It would be ironic if Cyprus, one of the smallest countries in Europe with little over a million people and about 0.5 per cent of the total EU economy, were to prove a key inflexion point in the crisis.
Cyprus needs about €10bn (£8.6bn) to recapitalise its banks and a further €7bn to €8bn for general government operations including debt servicing. While small in nominal terms and well within the EU's resources, the amount is large relative to Cyprus's GDP of €18bn.
The package proposed by the EU incorporates: privatisation of state assets; an increase in corporate taxes from 10 per cent to 12.5 per cent; withholding tax on capital income at 28 per cent; and restructuring of existing bank or sovereign debt.
Most controversially, ordinary consumers will face a "tax" on Cypriot bank deposits, amounting to a permanent writedown in the nominal value of their deposits. The deposit levy will be 6.75 per cent on deposits of less than €100,000 (the ceiling for EU deposit insurance) and 9.9 per cent on deposits above that amount. In return, depositors will receive shares in the relevant banks.
The unprecedented writedown of bank deposits, expected to raise about €5.8bn, is motivated by a number of factors:
l International Monetary Fund (IMF) participation requires the debt level to be sustainable. The writedowns cut debt and reduce the size of the required EU bailout to €10bn.
l Cypriot banks have only limited amounts of subordinated or senior unsecured debt. That means a writedown of bondholders would raise less than €2bn, well below the required amount.
l As was the case in the 2012 Greek debt restructuring, the European Central Bank (ECB) and other official lenders are unwilling to take losses on their exposure, requiring the depositors to take a haircut.
l Restructuring the sovereign debt of Cyprus is risky because many of the bonds are governed by English law. Any attempt to restructure these while insulating official creditors from losses would invite litigation.
l Germany, Finland and the Netherlands are increasingly concerned about losses on bailout loans. The German Chancellor, Angela Merkel, does not want concern about actual cash losses to German taxpayers to affect her prospects in the September elections.

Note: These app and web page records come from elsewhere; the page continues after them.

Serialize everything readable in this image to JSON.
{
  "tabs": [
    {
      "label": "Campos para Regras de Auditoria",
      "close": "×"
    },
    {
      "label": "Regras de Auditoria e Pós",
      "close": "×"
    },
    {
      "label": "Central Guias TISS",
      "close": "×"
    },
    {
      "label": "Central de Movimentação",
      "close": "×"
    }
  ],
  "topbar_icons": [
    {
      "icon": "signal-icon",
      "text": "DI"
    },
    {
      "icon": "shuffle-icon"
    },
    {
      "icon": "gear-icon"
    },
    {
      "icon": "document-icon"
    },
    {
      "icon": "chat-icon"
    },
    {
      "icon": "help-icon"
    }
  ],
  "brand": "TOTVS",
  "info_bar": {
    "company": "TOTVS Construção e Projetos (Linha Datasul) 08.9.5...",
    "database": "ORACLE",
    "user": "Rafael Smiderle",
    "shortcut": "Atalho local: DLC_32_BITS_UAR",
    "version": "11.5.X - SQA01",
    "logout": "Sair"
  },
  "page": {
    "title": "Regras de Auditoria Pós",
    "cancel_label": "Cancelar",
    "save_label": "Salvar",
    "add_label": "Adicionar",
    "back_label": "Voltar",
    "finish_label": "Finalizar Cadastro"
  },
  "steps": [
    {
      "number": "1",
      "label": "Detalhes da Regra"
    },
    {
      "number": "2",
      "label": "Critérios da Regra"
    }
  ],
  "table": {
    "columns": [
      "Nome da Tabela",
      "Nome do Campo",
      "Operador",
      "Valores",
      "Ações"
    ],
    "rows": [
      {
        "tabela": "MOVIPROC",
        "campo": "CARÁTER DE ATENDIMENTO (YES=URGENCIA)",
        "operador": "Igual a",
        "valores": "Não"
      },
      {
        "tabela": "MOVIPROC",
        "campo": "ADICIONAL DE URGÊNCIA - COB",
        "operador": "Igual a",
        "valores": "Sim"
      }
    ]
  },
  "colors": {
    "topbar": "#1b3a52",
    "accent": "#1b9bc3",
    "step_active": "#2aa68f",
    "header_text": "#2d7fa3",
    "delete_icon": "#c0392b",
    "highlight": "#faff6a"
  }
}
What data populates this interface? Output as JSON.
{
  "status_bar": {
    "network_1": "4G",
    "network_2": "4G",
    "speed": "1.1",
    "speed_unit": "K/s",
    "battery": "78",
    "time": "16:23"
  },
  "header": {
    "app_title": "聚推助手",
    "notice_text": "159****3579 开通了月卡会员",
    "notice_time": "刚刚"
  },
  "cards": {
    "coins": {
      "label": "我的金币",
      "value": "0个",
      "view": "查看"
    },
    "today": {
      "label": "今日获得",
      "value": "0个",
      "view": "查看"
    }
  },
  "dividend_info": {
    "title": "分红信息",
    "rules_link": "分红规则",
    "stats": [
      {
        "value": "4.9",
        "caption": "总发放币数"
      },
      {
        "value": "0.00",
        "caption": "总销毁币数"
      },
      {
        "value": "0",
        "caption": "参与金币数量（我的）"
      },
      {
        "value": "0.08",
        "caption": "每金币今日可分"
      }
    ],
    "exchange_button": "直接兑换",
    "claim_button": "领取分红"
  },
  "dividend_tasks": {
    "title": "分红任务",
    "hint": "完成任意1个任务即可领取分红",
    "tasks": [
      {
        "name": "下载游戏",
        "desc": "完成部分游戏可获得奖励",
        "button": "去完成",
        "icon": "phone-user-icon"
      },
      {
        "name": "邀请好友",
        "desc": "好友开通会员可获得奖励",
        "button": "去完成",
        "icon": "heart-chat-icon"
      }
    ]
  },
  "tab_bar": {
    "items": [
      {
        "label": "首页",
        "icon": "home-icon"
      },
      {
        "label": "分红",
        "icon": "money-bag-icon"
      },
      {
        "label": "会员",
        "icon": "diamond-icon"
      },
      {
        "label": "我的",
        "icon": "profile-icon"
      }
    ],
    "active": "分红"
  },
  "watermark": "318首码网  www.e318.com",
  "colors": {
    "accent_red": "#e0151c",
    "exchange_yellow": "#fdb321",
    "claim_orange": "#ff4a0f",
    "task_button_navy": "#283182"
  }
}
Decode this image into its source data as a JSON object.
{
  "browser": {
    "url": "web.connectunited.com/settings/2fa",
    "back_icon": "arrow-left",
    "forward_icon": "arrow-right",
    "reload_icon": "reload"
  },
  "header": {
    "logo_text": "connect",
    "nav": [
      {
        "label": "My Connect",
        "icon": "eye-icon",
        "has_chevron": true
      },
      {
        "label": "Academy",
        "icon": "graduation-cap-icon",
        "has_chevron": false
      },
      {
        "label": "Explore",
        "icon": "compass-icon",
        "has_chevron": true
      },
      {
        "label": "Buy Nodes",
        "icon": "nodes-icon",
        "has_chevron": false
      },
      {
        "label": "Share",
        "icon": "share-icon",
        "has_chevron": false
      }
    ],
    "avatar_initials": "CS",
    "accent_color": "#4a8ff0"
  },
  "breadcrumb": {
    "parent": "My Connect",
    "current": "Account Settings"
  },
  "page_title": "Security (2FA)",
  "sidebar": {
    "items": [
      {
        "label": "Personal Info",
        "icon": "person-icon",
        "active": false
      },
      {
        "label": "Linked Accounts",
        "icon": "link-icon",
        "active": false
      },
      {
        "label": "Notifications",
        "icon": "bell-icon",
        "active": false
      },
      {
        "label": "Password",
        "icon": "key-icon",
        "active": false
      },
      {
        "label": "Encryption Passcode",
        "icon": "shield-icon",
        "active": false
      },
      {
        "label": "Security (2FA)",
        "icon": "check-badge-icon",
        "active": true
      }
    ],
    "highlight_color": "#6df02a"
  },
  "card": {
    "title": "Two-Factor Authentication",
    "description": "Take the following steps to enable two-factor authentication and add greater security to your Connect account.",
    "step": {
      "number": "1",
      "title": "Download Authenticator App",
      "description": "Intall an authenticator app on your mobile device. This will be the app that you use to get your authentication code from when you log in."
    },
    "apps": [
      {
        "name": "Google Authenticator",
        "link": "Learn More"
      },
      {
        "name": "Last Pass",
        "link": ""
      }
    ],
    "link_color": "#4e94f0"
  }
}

l Germany wants to prevent any bailout fund flowing to Russian depositors such as oligarchs or organised criminals who have used Cypriot banks to launder money.
Whatever the case in favour of the Cyprus package, it risks significant side-effects.
First, it may trigger capital flight from banks in Greece, Portugal, Ireland, Italy and Spain, based on depositor concerns about a similar loss of capital in any future bailout.
If depositors withdraw funds in significant amounts and capital flight accelerates, the ECB, national central banks and governments will have to intervene, funding affected banks and potentially restricting withdrawals and funds transfers.
Second, the Cyprus deposit tax will make it increasingly difficult for European banks, especially in vulnerable countries, to raise new deposits or issue bonds.
Third, the Cyprus arrangements undermine the credibility of the ECB, the EU and measures announced last year to combat the crisis, which have underpinned the recent relative stability.
After Cyprus, it will be politically difficult for countries such as Italy and Spain to ask for EU and ECB assistance, knowing that if a future debt restructuring is necessary then domestic taxpayers face a loss on their bank deposits.
The EU's much-vaunted banking union was rightly criticised for failing to provide sufficient funds to undertake any required re-capitalisation of banks as well as the lack of a consistent deposit protection scheme across the eurozone. Cyprus highlights these shortcomings.
Fourth, the Cyprus package highlights the increasing reluctance of stronger eurozone economies to support weaker members.
Within Cyprus, the ability of the recently elected government of President Nicos Anastasiades to pass the necessary enabling legislation is unclear, given its lack of a clear parliamentary majority and especially after Mr Anastasiades pledged that he would "never" accept a haircut of deposits as a condition for a bailout.
If Cyprus does not agree, a default is likely and the economy may collapse very rapidly. Businesses would face bankruptcy, many banks would fail and most Cypriots would lose their savings.
Irrespective of the fate of Cyprus, the solution adopted will exacerbate the eurozone crisis. Unfortunately, with each attempt at a resolution, as shown by the proposed Cyprus package, the measures have become the problem rather than a solution.
Satyajit Das is a former banker and author of "Extreme Money" and "Traders Guns & Money"